Yes, although I didn't know how big it was or how much development went on. I wasn't aware of the student developers at all until I started talking to (people associated with the department).

What was attractive about working at the OSL?

Everything, really. It's easily one of the best student jobs on campus. Flexible hours, friendly coworkers, and a massive gold star on one's resume.

What’s your current job? How long have you held the position?

My title, I think, is "student developer." I keep on hearing "Python guru," but I don't think I'm guru-level. I've been at this position since I started.

What’s the best part of your job?

Getting paid to hack, I think. This is really the first time in my life that I've been paid for it, and the feeling's absolutely wonderful.

What’s the hardest part of your job?

There's a lot of thinking involved. Somebody said that hacking is 90-percent percolation and prep time, and I'm inclined to agree. Work tends to follow me home sometimes, just because I can't stop thinking about it. During Pydra (a Python computing framework project), I was actually having dreams about code! It's something that really pervades one's mindset.

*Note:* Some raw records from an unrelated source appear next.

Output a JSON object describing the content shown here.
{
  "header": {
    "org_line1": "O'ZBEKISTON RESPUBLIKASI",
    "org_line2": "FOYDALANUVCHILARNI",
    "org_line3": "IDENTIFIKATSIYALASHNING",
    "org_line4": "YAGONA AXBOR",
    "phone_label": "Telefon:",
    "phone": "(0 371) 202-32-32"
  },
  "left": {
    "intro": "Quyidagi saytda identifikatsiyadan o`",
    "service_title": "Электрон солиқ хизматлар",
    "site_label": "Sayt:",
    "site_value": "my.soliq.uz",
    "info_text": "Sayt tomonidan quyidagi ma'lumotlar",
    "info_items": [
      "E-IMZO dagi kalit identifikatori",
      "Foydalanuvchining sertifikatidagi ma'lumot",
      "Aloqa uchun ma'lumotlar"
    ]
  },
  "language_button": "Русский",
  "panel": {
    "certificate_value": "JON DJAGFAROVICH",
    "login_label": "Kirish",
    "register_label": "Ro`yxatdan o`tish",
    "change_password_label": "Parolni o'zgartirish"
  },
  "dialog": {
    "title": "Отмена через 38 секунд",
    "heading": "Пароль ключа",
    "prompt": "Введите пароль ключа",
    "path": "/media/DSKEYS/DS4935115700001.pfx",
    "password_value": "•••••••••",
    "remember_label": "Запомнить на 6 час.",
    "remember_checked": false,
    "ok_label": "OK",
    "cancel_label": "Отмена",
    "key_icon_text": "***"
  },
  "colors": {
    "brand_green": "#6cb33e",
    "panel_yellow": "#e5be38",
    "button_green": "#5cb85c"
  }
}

How many hours per week do you work at the OSL, and has it been difficult to handle with school?

I work 20 hours per week during classes, 40 hours per week during breaks. My work at the OSL tends to be more enjoyable than schoolwork.

Why do you love writing code?

When I talk about writing code, what I mean is I’m very good at thinking about a problem and then solving it, and then verifying my solutions. For example, I have the mother of all Rubik’s Cubes. It’s a 7-by-7, and I just picked this up out of my box of Rubik’s Cubes on my way out the door. It’s not something I do to show off or boast, ‘Hey, I can do this’. It’s because I genuinely enjoy meditating on and thinking about solving it. And the same thing goes to code. It lets me exercise my abilities.

Many thanks to Anthony and Corbin for this interview!

See our news archive for other OSUOSL news stories.